The recognition of this claim will provide both an adverse party during the petition proceedings (when the insurance company finds that its obligation of good faith requires it to contest the petition) and, in the event that the insurance company did not exercise those obligations properly, a cause of action and potential remedy for victimized sellers.
Additionally, this Note suggests that legislatures take steps to improve the transparency and quality of the secondary market, either by creating a state-managed auction to serve victims who desire to sell their settlements—by, for example, modeling them after the auctions that facilitate tax deed sales in most states
—or by having courts funnel prospective sellers to alternative market participants, such as the list of qualified brokers that is already managed by the DOJ.
This Note proceeds in three parts. Part I describes the history of structured settlements, documents the rise of the factoring industry, and provides an overview of the legislative response to the industry.

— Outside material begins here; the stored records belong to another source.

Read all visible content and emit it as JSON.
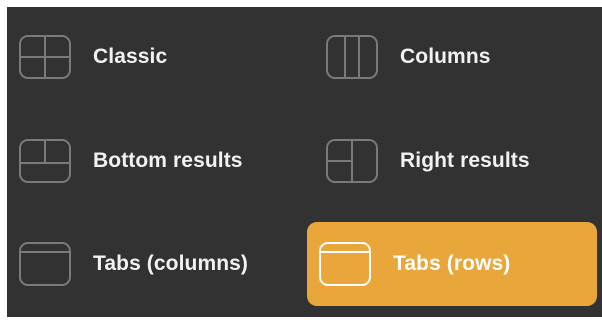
{
  "layout_options": [
    {
      "id": "classic",
      "label": "Classic",
      "icon": "classic-layout-icon",
      "selected": false
    },
    {
      "id": "columns",
      "label": "Columns",
      "icon": "columns-layout-icon",
      "selected": false
    },
    {
      "id": "bottom_results",
      "label": "Bottom results",
      "icon": "bottom-results-layout-icon",
      "selected": false
    },
    {
      "id": "right_results",
      "label": "Right results",
      "icon": "right-results-layout-icon",
      "selected": false
    },
    {
      "id": "tabs_columns",
      "label": "Tabs (columns)",
      "icon": "tabs-columns-layout-icon",
      "selected": false
    },
    {
      "id": "tabs_rows",
      "label": "Tabs (rows)",
      "icon": "tabs-rows-layout-icon",
      "selected": true
    }
  ],
  "colors": {
    "panel_background": "#323232",
    "selected_background": "#e9a63a",
    "label_text": "#f2f2f2",
    "icon_stroke": "#7a7a7a",
    "selected_icon_stroke": "#ffffff"
  }
}
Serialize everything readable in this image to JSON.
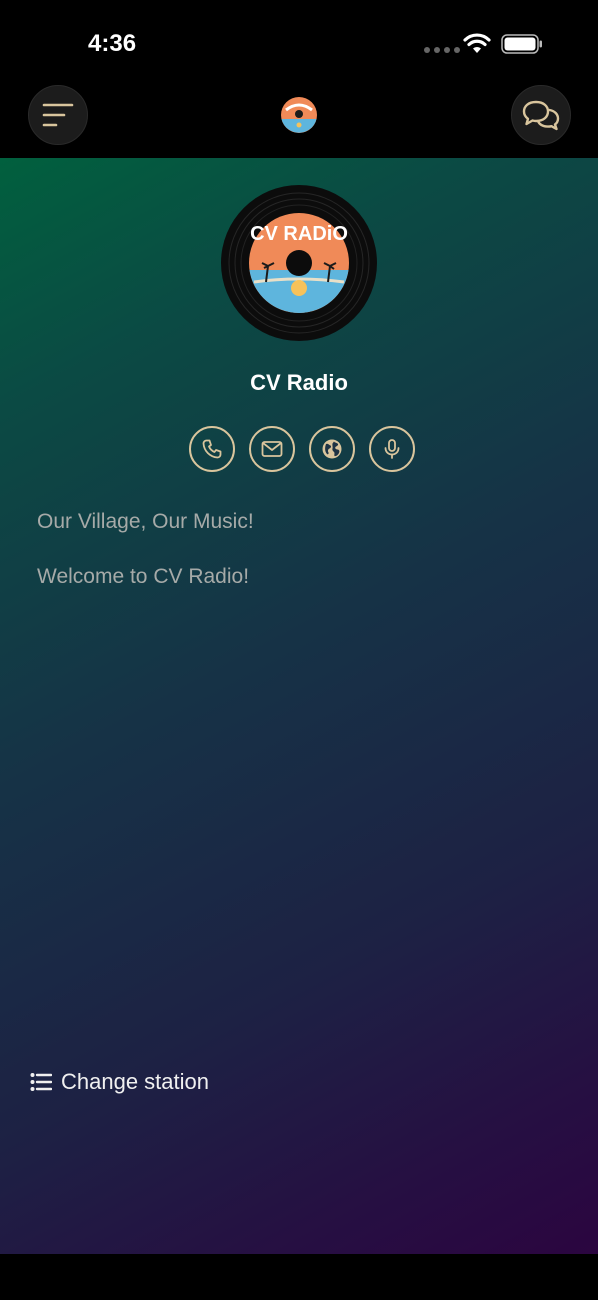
{
  "status_bar": {
    "time": "4:36"
  },
  "nav": {
    "menu_icon": "menu-icon",
    "logo_icon": "cv-radio-logo",
    "chat_icon": "chat-bubbles-icon"
  },
  "station": {
    "name": "CV Radio",
    "logo_text": "CV RADiO",
    "actions": [
      {
        "icon": "phone-icon"
      },
      {
        "icon": "mail-icon"
      },
      {
        "icon": "globe-icon"
      },
      {
        "icon": "microphone-icon"
      }
    ],
    "description_lines": [
      "Our Village, Our Music!",
      "Welcome to CV Radio!"
    ]
  },
  "footer": {
    "change_station_label": "Change station",
    "change_station_icon": "list-icon"
  },
  "colors": {
    "accent": "#d9c59d",
    "gradient_start": "#01603e",
    "gradient_end": "#2b0540",
    "text_muted": "#a6aaa8"
  }
}
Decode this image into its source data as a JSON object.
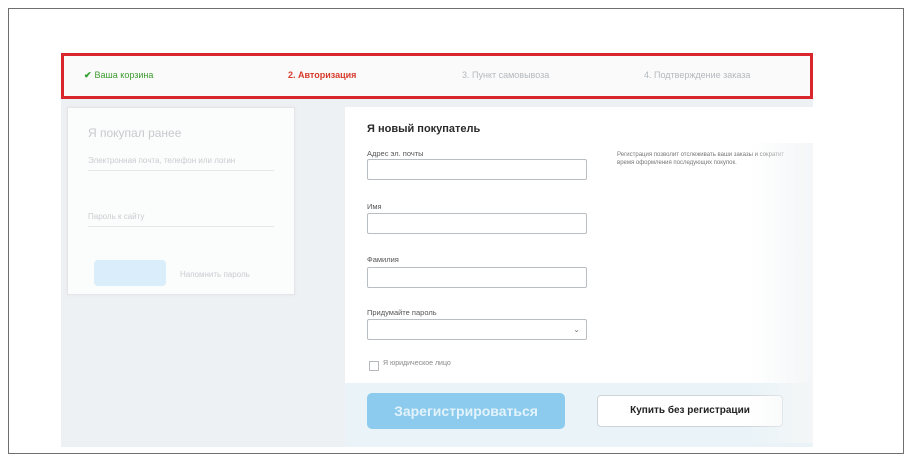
{
  "steps": [
    {
      "label": "Ваша корзина",
      "state": "done"
    },
    {
      "label": "2. Авторизация",
      "state": "active"
    },
    {
      "label": "3. Пункт самовывоза",
      "state": "pending"
    },
    {
      "label": "4. Подтверждение заказа",
      "state": "pending"
    }
  ],
  "colors": {
    "active": "#d63a2b",
    "done": "#3c9a2f",
    "highlight_border": "#d8262c",
    "primary_button": "#8ccbed"
  },
  "login": {
    "title": "Я покупал ранее",
    "login_placeholder": "Электронная почта, телефон или логин",
    "password_placeholder": "Пароль к сайту",
    "remind_link": "Напомнить пароль"
  },
  "register": {
    "title": "Я новый покупатель",
    "email_label": "Адрес эл. почты",
    "name_label": "Имя",
    "surname_label": "Фамилия",
    "password_label": "Придумайте пароль",
    "hint": "Регистрация позволит отслеживать ваши заказы и сократит время оформления последующих покупок.",
    "legal_checkbox": "Я юридическое лицо",
    "submit": "Зарегистрироваться",
    "buy_without": "Купить без регистрации"
  }
}
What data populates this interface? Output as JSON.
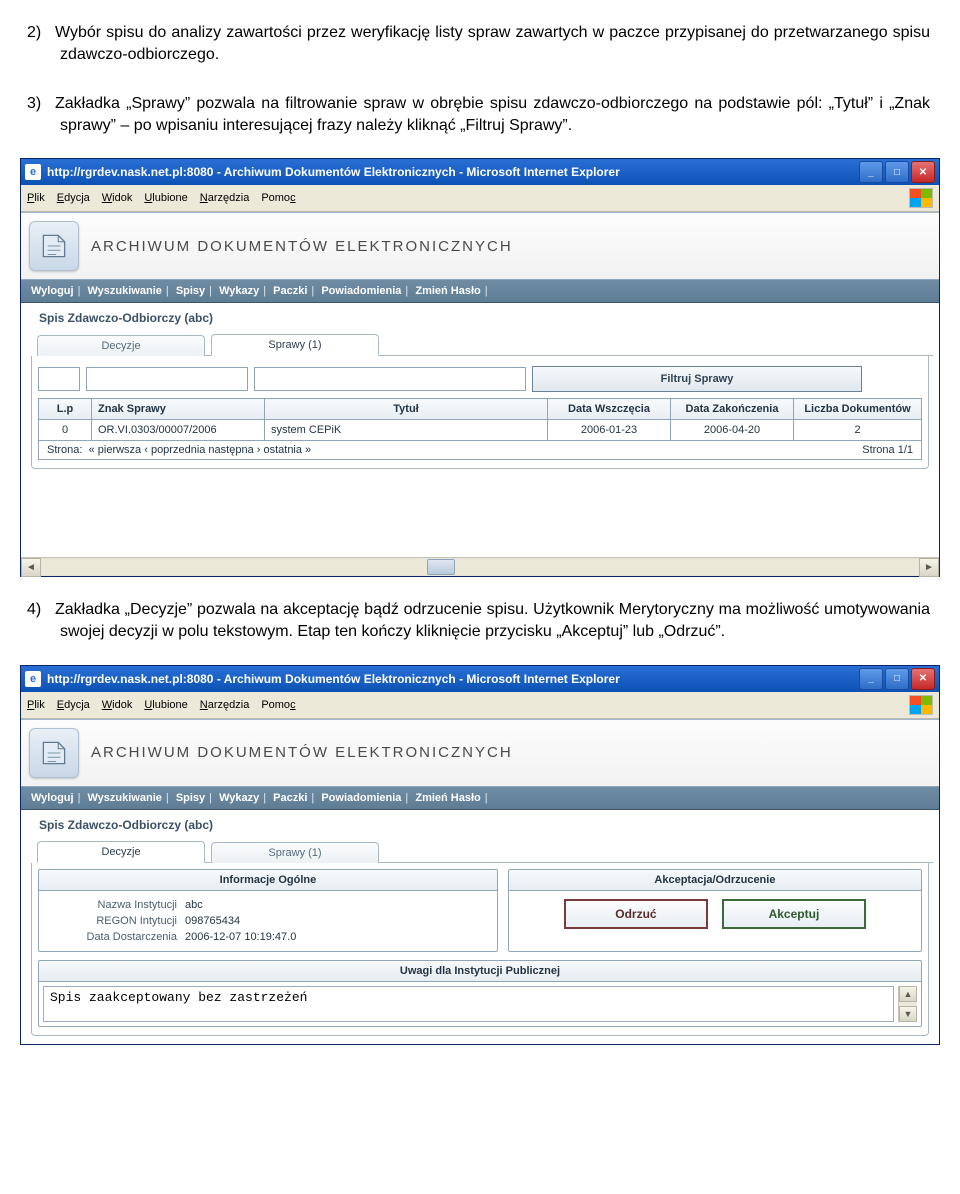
{
  "doc": {
    "p2_num": "2)",
    "p2": "Wybór spisu do analizy zawartości przez weryfikację listy spraw zawartych w paczce przypisanej do przetwarzanego spisu zdawczo-odbiorczego.",
    "p3_num": "3)",
    "p3": "Zakładka „Sprawy” pozwala na filtrowanie spraw w obrębie spisu zdawczo-odbiorczego na podstawie pól: „Tytuł” i „Znak sprawy” – po wpisaniu interesującej frazy należy kliknąć „Filtruj Sprawy”.",
    "p4_num": "4)",
    "p4": "Zakładka „Decyzje” pozwala na akceptację bądź odrzucenie spisu. Użytkownik Merytoryczny ma możliwość umotywowania swojej decyzji w polu tekstowym. Etap ten kończy kliknięcie przycisku „Akceptuj” lub „Odrzuć”."
  },
  "ie": {
    "title": "http://rgrdev.nask.net.pl:8080 - Archiwum Dokumentów Elektronicznych - Microsoft Internet Explorer",
    "menu": {
      "plik": "Plik",
      "edycja": "Edycja",
      "widok": "Widok",
      "ulubione": "Ulubione",
      "narzedzia": "Narzędzia",
      "pomoc": "Pomoc"
    }
  },
  "app": {
    "title": "ARCHIWUM DOKUMENTÓW ELEKTRONICZNYCH",
    "nav": [
      "Wyloguj",
      "Wyszukiwanie",
      "Spisy",
      "Wykazy",
      "Paczki",
      "Powiadomienia",
      "Zmień Hasło"
    ],
    "subtitle": "Spis Zdawczo-Odbiorczy (abc)",
    "tabs": {
      "decyzje": "Decyzje",
      "sprawy": "Sprawy (1)"
    }
  },
  "sprawy": {
    "filter_btn": "Filtruj Sprawy",
    "headers": {
      "lp": "L.p",
      "znak": "Znak Sprawy",
      "tytul": "Tytuł",
      "data_w": "Data Wszczęcia",
      "data_z": "Data Zakończenia",
      "liczba": "Liczba Dokumentów"
    },
    "row": {
      "lp": "0",
      "znak": "OR.VI.0303/00007/2006",
      "tytul": "system CEPiK",
      "data_w": "2006-01-23",
      "data_z": "2006-04-20",
      "liczba": "2"
    },
    "footer_left_label": "Strona:",
    "footer_left_nav": "« pierwsza  ‹ poprzednia  następna ›  ostatnia »",
    "footer_right": "Strona 1/1"
  },
  "decyzje": {
    "info_header": "Informacje Ogólne",
    "accept_header": "Akceptacja/Odrzucenie",
    "info": {
      "nazwa_l": "Nazwa Instytucji",
      "nazwa_v": "abc",
      "regon_l": "REGON Intytucji",
      "regon_v": "098765434",
      "data_l": "Data Dostarczenia",
      "data_v": "2006-12-07 10:19:47.0"
    },
    "btn_reject": "Odrzuć",
    "btn_accept": "Akceptuj",
    "uwagi_header": "Uwagi dla Instytucji Publicznej",
    "uwagi_text": "Spis zaakceptowany bez zastrzeżeń"
  }
}
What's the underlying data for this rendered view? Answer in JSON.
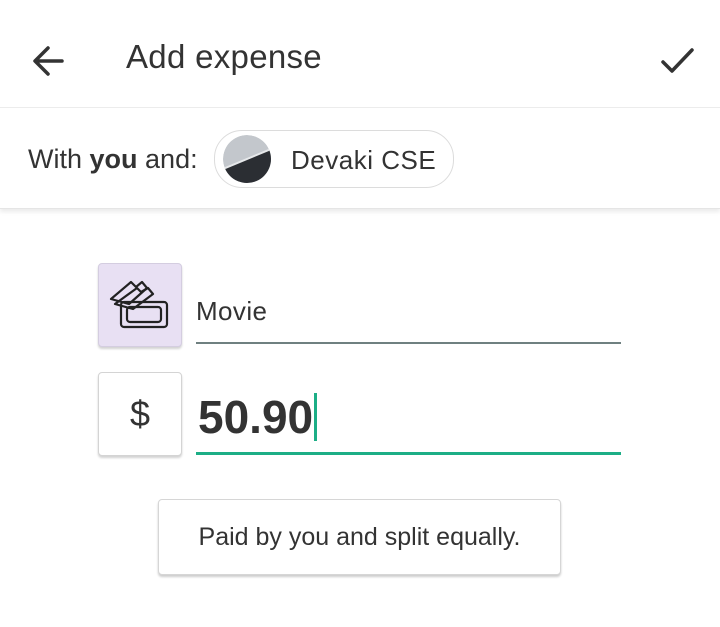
{
  "header": {
    "title": "Add expense",
    "back_icon": "arrow-left-icon",
    "save_icon": "check-icon"
  },
  "participants": {
    "prefix": "With ",
    "you": "you",
    "suffix": " and:",
    "chip_name": "Devaki CSE",
    "avatar_colors": [
      "#c3c7cc",
      "#2b2e33"
    ]
  },
  "expense": {
    "category_icon": "tickets-icon",
    "category_bg": "#e8e0f3",
    "description": "Movie",
    "currency_symbol": "$",
    "amount": "50.90"
  },
  "split": {
    "label": "Paid by you and split equally."
  },
  "colors": {
    "accent": "#1cae86",
    "text": "#333333"
  }
}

In addition to offering an explanation for why this legislative response has failed to accomplish its goals, Part II surveys litigation and public enforcement efforts challenging abusive factoring industry practices and explains why litigation has historically been rare. Part III elaborates on the solutions described above.